Money, Job, Changing the world, future leaders – This is what we generally think are the most important aspects in our life as MBA students. But it is easy to get caught in this bubble and rush through our lives following one thing after another. We never think how lucky we are in the little aspects of life. We are lucky that we are not the victims of a war, refugees, suffering from life threatening diseases or the victims of a calamity. We have had safe sheltered lives, which we have taken for granted. Our rants are just about money, position and power and we tend to live in our cocoons, avoiding the rest of the world. That is where the SSP (Social Sustainability Project) tends to bring in a bit of perspective in our MBA lives. They offer a glimpse into the lives of people whom we don’t think about much in our normal lives, except for a Facebook like, donation, or the occasional news article.

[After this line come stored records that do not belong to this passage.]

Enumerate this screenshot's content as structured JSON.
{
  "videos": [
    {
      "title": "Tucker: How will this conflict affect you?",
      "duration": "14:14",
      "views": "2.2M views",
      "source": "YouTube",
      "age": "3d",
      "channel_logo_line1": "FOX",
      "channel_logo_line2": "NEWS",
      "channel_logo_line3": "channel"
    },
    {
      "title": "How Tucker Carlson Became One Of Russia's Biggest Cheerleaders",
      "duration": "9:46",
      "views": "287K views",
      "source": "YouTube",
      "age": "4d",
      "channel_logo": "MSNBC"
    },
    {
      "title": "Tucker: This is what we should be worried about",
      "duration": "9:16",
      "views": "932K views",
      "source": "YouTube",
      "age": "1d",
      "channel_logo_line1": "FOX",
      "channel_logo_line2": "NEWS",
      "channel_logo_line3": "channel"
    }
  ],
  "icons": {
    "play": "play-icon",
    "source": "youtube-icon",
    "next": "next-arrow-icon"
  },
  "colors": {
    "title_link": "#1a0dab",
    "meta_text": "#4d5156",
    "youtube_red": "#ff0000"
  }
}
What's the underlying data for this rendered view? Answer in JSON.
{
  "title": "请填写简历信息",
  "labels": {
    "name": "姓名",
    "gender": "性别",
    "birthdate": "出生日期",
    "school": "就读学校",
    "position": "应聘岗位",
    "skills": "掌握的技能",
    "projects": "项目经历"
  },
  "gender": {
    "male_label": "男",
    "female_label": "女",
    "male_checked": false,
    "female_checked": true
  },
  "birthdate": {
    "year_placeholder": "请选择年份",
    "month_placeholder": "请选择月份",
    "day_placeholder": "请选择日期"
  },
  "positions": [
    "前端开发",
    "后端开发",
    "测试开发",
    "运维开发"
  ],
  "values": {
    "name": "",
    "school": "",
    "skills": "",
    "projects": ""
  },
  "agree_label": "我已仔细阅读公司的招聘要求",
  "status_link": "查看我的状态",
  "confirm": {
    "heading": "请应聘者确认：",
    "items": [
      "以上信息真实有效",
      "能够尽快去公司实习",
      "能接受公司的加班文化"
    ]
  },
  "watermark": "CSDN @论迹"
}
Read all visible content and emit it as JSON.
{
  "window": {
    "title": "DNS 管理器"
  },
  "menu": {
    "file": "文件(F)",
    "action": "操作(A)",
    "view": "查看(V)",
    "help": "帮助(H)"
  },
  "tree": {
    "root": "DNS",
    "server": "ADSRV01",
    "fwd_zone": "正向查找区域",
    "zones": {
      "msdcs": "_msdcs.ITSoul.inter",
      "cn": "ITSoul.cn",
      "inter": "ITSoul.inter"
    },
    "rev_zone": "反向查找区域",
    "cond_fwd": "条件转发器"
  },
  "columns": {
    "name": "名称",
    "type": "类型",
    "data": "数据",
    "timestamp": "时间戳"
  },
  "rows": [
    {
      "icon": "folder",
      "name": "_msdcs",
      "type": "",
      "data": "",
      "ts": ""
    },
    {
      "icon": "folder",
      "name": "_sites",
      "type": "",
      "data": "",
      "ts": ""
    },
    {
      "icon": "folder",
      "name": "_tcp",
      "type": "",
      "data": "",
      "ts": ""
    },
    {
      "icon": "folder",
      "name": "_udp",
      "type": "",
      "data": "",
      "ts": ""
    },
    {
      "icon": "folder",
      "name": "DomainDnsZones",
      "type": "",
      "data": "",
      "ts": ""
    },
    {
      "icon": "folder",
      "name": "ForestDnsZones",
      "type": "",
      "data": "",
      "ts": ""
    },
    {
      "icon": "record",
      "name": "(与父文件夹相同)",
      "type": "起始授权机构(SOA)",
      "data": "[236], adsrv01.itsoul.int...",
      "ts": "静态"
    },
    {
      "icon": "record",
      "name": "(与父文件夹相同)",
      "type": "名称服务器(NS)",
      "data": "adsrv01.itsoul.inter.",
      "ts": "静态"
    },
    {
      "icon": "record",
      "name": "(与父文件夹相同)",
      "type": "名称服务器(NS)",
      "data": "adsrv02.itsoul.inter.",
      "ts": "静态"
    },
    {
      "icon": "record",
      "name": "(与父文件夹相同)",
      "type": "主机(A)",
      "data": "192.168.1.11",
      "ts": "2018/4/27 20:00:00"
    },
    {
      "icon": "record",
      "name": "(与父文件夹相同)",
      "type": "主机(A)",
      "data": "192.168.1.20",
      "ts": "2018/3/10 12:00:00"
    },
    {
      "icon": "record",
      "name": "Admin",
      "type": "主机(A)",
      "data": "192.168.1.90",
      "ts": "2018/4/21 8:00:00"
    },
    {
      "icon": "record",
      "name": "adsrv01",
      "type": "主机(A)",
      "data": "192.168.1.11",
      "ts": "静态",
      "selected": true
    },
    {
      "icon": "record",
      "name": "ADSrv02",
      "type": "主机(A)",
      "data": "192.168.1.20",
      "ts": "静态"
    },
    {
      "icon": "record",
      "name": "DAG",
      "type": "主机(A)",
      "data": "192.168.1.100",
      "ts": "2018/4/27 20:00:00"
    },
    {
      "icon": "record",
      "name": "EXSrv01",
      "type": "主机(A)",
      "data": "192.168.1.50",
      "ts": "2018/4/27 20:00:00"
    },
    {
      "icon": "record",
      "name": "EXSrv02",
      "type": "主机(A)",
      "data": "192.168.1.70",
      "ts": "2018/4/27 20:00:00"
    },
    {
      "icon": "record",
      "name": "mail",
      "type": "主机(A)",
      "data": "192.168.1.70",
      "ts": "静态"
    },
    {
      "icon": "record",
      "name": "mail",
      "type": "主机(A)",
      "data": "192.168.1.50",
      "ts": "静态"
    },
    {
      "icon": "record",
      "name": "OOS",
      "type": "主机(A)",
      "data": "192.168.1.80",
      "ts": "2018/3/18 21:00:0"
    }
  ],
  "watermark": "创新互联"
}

The various groups in our MBA class are doing the best they can in their SSPs. Some are helping refugees settle in Germany or helping them with their documentation while others are organizing a blood donation camp, collecting money for Men’s health, or helping immigrant parents of children with cancer in Germany who cannot afford the hospital costs. These may seem like little things, but it’s the little things that make the biggest impact. Our thinking tends to look at the big picture, and avoid the minute ones. But then, as Mother Theresa said, “A few drops do not make an ocean, but the ocean will be less without those drops.” Our contribution may not be much, but it is important. We do the best we can within the time which we have, but we do it, and that matters. This, I feel, is one of the most important aspects of the Mannheim Business School MBA, and which I feel should be a part of every MBA program. It enlarges the perspective and enables us to think how our decisions will affect the person at the lowest level of the organization.

I had the opportunity to visit a hospital where children with cancer are treated. It is really difficult to watch those children smile and play, without having a lump in your throat. These are the moments in your life when you do realize how things are so good for you, and we tend to lose that perspective in our daily rat race. I try to contribute and help these children in a small way, and hope that it creates a bearing in life of at least one child. That would be, for me, my impact in this world.

-Vivekananthan Ramachandran-

Mannheim MBA Class of 2014